Whilst wars of succession do not involve the same number or type of combatants as in the last two World Wars, their potential for destruction and their danger for the international community cannot be underestimated.
There are currently many peoples seeking independence from what they perceive as foreign and alien rulers including the Chechens, West Papuans, Achenese, Tibetans, and the Kurds. The break-up of Yugoslavia and the former USSR, together with recent conflicts in South Ossetia, reveal that the potential for future wars of secession remains high.
This book explores the relationship between recognition, statehood and self-determination showing how self-determination continues to be relevant beyond European decolonisation. The book considers how and why unresolved questions of self-determination have the potential to become violent, arguing that violence is more likely because there are currently no clear and fair ways to peaceable determine how claims for self-determination should be decided.

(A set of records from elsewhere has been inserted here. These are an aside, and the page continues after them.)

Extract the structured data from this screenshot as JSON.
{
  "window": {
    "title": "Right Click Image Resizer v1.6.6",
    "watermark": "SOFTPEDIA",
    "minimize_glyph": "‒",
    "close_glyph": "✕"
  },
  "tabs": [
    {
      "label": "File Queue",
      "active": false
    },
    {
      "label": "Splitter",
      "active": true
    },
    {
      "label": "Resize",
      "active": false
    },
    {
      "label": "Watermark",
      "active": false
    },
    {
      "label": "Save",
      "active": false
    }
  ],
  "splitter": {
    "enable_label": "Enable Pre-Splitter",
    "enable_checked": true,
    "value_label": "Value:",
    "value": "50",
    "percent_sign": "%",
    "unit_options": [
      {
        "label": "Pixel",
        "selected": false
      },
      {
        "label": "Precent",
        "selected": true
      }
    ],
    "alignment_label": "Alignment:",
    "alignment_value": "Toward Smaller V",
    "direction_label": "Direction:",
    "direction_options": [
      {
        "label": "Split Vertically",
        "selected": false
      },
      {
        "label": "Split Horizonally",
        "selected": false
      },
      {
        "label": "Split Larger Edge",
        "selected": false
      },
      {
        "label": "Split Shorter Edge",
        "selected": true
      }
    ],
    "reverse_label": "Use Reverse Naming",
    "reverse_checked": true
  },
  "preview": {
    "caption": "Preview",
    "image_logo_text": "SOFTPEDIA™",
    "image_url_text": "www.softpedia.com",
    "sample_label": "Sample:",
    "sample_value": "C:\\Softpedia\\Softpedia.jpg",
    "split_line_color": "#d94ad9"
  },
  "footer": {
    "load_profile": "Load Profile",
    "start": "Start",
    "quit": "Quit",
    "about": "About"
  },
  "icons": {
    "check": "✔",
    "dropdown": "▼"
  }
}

The book then goes on to investigate whether the International Court of Justice, as the primary judicial organ of the United Nations could successfully resolve questions of self-determination through the application of legal analysis and principles of international law. The book assesses whether the ICJ is a suitable forum, looking at the strengths and weaknesses of the Court's advisory jurisdiction, as well as how effective the Court is in view of the absence of any international police force or enforcement powers.
The issue of whether the ICJ's jurisdiction in its current form will permit people to access the Court's jurisdiction to claim for self-determination is considered along with what changes would need to be made in order for it to provide an effective means for the peaceful "birth" of States.